(Excerpts from an interface dataset)
+++

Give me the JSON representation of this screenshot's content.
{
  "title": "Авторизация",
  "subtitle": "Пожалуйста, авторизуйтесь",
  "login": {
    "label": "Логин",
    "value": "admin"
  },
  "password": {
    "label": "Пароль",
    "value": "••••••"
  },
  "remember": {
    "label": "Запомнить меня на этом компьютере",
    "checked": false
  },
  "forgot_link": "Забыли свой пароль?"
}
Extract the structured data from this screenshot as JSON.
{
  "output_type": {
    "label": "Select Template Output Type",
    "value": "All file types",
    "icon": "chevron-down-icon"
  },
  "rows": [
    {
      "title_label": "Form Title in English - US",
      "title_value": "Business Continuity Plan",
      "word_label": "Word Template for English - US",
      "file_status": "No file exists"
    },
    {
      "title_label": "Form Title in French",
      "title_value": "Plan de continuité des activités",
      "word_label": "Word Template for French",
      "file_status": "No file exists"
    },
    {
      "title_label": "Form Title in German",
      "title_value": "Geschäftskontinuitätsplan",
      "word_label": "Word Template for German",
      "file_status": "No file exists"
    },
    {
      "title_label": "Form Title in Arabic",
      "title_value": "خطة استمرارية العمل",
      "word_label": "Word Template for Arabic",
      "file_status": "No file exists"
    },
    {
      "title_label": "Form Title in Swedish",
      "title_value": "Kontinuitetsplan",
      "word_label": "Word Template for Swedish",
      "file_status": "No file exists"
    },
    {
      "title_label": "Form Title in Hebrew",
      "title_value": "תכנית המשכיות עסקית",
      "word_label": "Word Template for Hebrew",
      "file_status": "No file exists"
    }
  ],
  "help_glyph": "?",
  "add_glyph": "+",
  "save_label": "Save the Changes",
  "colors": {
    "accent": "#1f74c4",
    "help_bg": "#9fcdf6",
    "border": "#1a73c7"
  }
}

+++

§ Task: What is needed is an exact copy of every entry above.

§ Response box:
Give me the JSON representation of this screenshot's content.
{
  "title": "Авторизация",
  "subtitle": "Пожалуйста, авторизуйтесь",
  "login": {
    "label": "Логин",
    "value": "admin"
  },
  "password": {
    "label": "Пароль",
    "value": "••••••"
  },
  "remember": {
    "label": "Запомнить меня на этом компьютере",
    "checked": false
  },
  "forgot_link": "Забыли свой пароль?"
}
Extract the structured data from this screenshot as JSON.
{
  "output_type": {
    "label": "Select Template Output Type",
    "value": "All file types",
    "icon": "chevron-down-icon"
  },
  "rows": [
    {
      "title_label": "Form Title in English - US",
      "title_value": "Business Continuity Plan",
      "word_label": "Word Template for English - US",
      "file_status": "No file exists"
    },
    {
      "title_label": "Form Title in French",
      "title_value": "Plan de continuité des activités",
      "word_label": "Word Template for French",
      "file_status": "No file exists"
    },
    {
      "title_label": "Form Title in German",
      "title_value": "Geschäftskontinuitätsplan",
      "word_label": "Word Template for German",
      "file_status": "No file exists"
    },
    {
      "title_label": "Form Title in Arabic",
      "title_value": "خطة استمرارية العمل",
      "word_label": "Word Template for Arabic",
      "file_status": "No file exists"
    },
    {
      "title_label": "Form Title in Swedish",
      "title_value": "Kontinuitetsplan",
      "word_label": "Word Template for Swedish",
      "file_status": "No file exists"
    },
    {
      "title_label": "Form Title in Hebrew",
      "title_value": "תכנית המשכיות עסקית",
      "word_label": "Word Template for Hebrew",
      "file_status": "No file exists"
    }
  ],
  "help_glyph": "?",
  "add_glyph": "+",
  "save_label": "Save the Changes",
  "colors": {
    "accent": "#1f74c4",
    "help_bg": "#9fcdf6",
    "border": "#1a73c7"
  }
}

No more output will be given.